ASSIGNMENT: Would you output the following records verbatim and skip the images in them?
[RECORDS FOR PROCESSING]
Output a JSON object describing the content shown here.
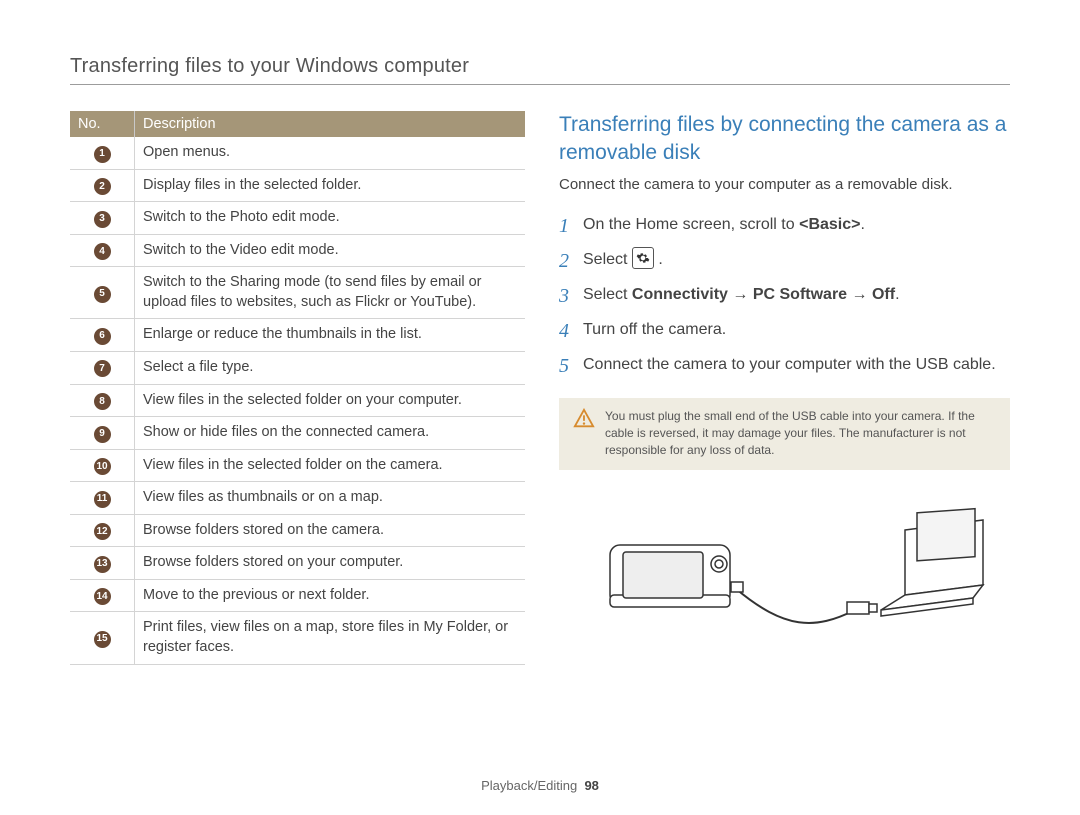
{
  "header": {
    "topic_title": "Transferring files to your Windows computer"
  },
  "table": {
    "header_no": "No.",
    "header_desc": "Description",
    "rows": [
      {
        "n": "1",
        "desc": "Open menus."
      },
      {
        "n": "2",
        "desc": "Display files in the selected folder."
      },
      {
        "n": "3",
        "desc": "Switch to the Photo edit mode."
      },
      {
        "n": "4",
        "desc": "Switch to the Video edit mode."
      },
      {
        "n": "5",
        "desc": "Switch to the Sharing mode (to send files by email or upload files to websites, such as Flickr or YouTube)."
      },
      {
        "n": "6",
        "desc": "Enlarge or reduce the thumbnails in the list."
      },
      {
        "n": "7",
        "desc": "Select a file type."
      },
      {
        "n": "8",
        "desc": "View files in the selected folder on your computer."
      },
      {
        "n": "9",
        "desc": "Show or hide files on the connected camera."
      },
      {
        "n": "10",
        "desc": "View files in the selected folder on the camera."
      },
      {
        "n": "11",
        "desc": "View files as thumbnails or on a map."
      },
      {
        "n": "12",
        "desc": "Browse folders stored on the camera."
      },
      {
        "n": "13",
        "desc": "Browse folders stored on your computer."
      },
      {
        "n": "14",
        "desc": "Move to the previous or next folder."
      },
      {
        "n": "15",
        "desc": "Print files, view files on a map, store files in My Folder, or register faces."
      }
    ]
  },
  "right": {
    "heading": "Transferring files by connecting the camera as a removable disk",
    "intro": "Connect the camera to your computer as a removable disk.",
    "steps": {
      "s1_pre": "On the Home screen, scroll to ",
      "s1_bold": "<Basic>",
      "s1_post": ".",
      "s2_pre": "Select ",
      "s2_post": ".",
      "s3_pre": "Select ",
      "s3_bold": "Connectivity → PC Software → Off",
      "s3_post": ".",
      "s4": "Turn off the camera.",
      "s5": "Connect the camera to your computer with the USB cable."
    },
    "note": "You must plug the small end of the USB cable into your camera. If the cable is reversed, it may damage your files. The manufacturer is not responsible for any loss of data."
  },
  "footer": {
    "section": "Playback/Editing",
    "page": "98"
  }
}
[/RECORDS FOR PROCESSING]
TASK RESPONSE:
Output a JSON object describing the content shown here.
{
  "header": {
    "topic_title": "Transferring files to your Windows computer"
  },
  "table": {
    "header_no": "No.",
    "header_desc": "Description",
    "rows": [
      {
        "n": "1",
        "desc": "Open menus."
      },
      {
        "n": "2",
        "desc": "Display files in the selected folder."
      },
      {
        "n": "3",
        "desc": "Switch to the Photo edit mode."
      },
      {
        "n": "4",
        "desc": "Switch to the Video edit mode."
      },
      {
        "n": "5",
        "desc": "Switch to the Sharing mode (to send files by email or upload files to websites, such as Flickr or YouTube)."
      },
      {
        "n": "6",
        "desc": "Enlarge or reduce the thumbnails in the list."
      },
      {
        "n": "7",
        "desc": "Select a file type."
      },
      {
        "n": "8",
        "desc": "View files in the selected folder on your computer."
      },
      {
        "n": "9",
        "desc": "Show or hide files on the connected camera."
      },
      {
        "n": "10",
        "desc": "View files in the selected folder on the camera."
      },
      {
        "n": "11",
        "desc": "View files as thumbnails or on a map."
      },
      {
        "n": "12",
        "desc": "Browse folders stored on the camera."
      },
      {
        "n": "13",
        "desc": "Browse folders stored on your computer."
      },
      {
        "n": "14",
        "desc": "Move to the previous or next folder."
      },
      {
        "n": "15",
        "desc": "Print files, view files on a map, store files in My Folder, or register faces."
      }
    ]
  },
  "right": {
    "heading": "Transferring files by connecting the camera as a removable disk",
    "intro": "Connect the camera to your computer as a removable disk.",
    "steps": {
      "s1_pre": "On the Home screen, scroll to ",
      "s1_bold": "<Basic>",
      "s1_post": ".",
      "s2_pre": "Select ",
      "s2_post": ".",
      "s3_pre": "Select ",
      "s3_bold": "Connectivity → PC Software → Off",
      "s3_post": ".",
      "s4": "Turn off the camera.",
      "s5": "Connect the camera to your computer with the USB cable."
    },
    "note": "You must plug the small end of the USB cable into your camera. If the cable is reversed, it may damage your files. The manufacturer is not responsible for any loss of data."
  },
  "footer": {
    "section": "Playback/Editing",
    "page": "98"
  }
}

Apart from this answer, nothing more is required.